Meanwhile training by the British and its allies intensified on the Plain. The 3rd Armoured Division US Army arrived in Warminster as the Americans began their preparations for D Day. They required increasing amounts of land on which to practice their bombardments. Then, the fateful day arrived on 1 November 1943. The army called a village meeting. They were told that the military could no longer ensure their safety and the remaining 135 inhabitants were given 47 days’ notice to leave the village along with all their possessions. They were promised alternative accommodation but most preferred to make their own arrangements. In the meantime farm livestock had to be sold. Just one week before Christmas The Bell Inn closed for the final time and the remaining villagers forced to leave.
Various promises were made to the villagers that they would one day return once the war was won. These promises never materialised. Their lack of bitterness towards the authorities during the evacuation turned to a feeling of betrayal. In several villages on Salisbury Plain can be found elderly people who grew up in Imber as children. It is still spoken of fondly. The village now lies in a part of Salisbury Plain, the Imber Range, that is permanently off-limits to the public. For a reducing number of precious days in the year the main village street, the church and the Baptist church cemetery are open to the public. There are few original buildings remaining, so widespread has been the destruction by the military.
I make no apology for the bleak nature of my photographs. Black and white is my preferred medium and it seemed appropriate for what I saw yesterday. Even where I have shot in colour the tones are flat and subdued. As I walked around I spoke to several of the volunteers who make the open days possible. They were passionate about the history of Imber and about preserving access but their fear is that they are fighting a losing battle as the MOD increasingly seek to restrict access to parts of the Plain. But we, the public, don’t help ourselves. Despite the 63 notices warning people not to trespass beyond the designated areas the two security guys I spoke to were having to remove people from some of the block buildings used for urban warfare training. These were clearly signed and taped off with bright red and white tape. My pet hate, bagged up dog poo, littered the grass verges and children were allowed to run riot by parents who seemed to show little respect for the place. The bus day in the summer, when thousands of people visited Imber by a fleet of double decker buses, should be a beacon of hope but I fear the village will become little more than a tourist attraction like any other. That’s probably a little harsh but it didn’t help my mood of sadness and gloom as I thought about the destruction of this once happy community.
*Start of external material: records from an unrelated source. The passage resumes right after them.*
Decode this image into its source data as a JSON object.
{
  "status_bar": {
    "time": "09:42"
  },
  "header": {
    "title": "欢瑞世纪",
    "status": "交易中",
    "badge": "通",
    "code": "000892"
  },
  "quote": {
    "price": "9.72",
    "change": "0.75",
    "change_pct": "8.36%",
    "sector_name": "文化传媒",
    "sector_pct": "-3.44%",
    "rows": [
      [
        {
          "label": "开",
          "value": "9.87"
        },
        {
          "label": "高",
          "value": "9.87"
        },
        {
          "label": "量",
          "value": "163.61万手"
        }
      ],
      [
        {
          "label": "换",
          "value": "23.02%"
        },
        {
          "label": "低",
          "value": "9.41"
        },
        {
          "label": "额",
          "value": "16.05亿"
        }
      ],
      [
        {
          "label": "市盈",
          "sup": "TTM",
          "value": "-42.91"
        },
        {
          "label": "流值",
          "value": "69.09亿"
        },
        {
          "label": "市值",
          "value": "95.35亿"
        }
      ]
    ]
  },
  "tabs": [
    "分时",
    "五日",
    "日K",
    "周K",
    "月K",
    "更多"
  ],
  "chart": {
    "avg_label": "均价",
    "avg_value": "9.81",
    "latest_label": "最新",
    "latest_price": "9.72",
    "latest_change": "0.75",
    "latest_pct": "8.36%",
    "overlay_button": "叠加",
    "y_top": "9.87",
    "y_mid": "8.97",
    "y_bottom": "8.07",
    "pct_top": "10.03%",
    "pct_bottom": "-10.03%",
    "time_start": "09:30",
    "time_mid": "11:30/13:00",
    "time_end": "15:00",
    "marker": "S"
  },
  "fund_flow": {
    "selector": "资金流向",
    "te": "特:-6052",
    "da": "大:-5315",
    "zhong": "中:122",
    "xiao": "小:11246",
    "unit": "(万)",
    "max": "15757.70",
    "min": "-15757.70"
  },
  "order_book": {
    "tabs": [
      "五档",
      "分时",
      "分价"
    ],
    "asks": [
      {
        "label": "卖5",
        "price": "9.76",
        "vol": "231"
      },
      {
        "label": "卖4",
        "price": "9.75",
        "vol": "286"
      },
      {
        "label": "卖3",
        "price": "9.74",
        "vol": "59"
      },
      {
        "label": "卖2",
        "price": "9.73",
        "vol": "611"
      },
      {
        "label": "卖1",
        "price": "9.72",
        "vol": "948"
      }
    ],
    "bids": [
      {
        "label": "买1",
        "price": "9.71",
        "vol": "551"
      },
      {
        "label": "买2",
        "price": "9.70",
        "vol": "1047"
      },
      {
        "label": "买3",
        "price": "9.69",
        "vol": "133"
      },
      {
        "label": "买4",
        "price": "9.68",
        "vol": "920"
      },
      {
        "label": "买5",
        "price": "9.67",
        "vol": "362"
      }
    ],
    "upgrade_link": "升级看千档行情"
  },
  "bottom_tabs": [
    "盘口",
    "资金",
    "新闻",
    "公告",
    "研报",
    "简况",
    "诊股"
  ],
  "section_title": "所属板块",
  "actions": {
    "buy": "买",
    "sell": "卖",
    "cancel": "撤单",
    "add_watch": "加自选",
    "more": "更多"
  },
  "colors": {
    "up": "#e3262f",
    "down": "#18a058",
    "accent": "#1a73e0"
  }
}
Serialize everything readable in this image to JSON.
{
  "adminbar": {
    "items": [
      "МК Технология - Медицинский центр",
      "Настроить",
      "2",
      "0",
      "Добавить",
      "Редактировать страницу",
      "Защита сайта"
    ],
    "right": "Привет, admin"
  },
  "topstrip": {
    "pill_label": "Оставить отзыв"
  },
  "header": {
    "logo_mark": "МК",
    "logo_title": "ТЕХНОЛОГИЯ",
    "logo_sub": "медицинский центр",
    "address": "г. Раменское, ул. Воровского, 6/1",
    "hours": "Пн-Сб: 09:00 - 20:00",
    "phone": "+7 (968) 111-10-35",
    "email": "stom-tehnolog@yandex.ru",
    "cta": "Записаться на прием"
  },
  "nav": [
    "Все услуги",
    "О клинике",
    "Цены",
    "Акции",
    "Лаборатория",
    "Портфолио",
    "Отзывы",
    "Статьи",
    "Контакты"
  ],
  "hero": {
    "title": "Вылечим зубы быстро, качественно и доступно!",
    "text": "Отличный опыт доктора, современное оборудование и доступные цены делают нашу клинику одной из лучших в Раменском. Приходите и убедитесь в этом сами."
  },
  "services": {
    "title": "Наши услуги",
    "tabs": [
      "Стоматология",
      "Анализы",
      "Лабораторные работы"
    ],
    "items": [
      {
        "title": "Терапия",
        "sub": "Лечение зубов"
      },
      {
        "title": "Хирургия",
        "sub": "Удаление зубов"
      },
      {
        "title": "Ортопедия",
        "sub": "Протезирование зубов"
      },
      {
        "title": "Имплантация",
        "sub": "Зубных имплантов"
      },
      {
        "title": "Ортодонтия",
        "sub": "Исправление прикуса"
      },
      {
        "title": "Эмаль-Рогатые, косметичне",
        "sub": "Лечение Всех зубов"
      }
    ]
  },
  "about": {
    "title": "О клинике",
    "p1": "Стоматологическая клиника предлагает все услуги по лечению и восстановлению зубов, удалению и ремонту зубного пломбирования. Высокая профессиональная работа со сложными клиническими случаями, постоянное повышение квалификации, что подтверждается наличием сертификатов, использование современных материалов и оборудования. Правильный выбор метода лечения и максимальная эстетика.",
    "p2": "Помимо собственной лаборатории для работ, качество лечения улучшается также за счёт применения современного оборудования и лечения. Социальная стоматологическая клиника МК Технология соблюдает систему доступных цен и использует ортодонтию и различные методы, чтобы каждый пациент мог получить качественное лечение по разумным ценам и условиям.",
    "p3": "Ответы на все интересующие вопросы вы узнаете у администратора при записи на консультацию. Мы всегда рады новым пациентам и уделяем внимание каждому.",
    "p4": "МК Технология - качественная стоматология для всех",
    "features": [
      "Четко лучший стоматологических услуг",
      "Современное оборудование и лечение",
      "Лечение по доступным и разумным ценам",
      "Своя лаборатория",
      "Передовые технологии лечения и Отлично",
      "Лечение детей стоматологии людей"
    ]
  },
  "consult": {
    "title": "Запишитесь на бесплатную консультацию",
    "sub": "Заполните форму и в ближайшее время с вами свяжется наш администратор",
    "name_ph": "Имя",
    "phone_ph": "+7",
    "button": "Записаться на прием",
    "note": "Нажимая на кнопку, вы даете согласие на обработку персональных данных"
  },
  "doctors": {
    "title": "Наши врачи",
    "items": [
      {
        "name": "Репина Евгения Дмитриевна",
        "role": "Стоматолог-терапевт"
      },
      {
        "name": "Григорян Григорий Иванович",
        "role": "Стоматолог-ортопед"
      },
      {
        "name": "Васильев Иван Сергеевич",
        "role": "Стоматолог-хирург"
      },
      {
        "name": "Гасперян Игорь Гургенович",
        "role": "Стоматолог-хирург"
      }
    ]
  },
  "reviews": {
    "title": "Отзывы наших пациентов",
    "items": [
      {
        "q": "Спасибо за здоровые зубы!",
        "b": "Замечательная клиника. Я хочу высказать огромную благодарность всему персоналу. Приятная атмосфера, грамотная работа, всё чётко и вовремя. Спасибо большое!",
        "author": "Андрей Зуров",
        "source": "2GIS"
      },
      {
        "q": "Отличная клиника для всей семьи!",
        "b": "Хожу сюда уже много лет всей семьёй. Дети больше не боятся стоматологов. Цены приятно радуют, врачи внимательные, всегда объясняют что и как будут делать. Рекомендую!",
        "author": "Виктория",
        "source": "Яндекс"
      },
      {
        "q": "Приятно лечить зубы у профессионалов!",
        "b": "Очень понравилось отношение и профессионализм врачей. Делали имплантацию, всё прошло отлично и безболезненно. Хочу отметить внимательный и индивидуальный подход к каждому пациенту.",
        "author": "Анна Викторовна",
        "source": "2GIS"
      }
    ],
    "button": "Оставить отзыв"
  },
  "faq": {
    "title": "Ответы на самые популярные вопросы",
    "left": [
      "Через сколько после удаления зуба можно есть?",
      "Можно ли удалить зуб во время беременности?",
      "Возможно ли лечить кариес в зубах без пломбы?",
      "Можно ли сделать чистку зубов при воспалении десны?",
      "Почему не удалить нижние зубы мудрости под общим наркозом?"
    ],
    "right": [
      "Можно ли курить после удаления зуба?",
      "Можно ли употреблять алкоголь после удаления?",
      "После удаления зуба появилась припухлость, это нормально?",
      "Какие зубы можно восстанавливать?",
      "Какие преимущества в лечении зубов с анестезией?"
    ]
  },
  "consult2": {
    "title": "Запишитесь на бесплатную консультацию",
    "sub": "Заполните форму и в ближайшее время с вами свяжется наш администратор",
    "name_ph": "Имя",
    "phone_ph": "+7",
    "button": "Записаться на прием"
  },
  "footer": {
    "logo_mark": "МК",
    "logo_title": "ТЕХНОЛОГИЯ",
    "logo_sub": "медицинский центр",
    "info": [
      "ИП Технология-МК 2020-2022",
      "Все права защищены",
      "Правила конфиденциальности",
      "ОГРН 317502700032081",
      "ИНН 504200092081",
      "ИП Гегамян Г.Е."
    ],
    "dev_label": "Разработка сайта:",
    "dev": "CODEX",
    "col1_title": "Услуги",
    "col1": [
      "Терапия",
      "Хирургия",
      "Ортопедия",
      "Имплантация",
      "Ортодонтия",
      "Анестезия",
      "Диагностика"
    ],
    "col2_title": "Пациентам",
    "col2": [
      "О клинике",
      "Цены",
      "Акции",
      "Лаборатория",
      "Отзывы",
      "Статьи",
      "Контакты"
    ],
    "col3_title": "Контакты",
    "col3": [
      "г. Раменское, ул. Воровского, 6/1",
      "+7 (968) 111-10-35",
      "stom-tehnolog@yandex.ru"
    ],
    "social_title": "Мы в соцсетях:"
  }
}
I left Imber via American Road which travels west towards Heytesbury. The final image looking from American Road towards Cley Hill I think captures the remoteness of this bleak but at the same time beautiful part of Salisbury Plain.
As I write this blog, on 1 January 2020, this is the final day of a six period that when Imber has been open. Who knows when the MOD will next allow access.
All text and images are copyright of Paul Timlett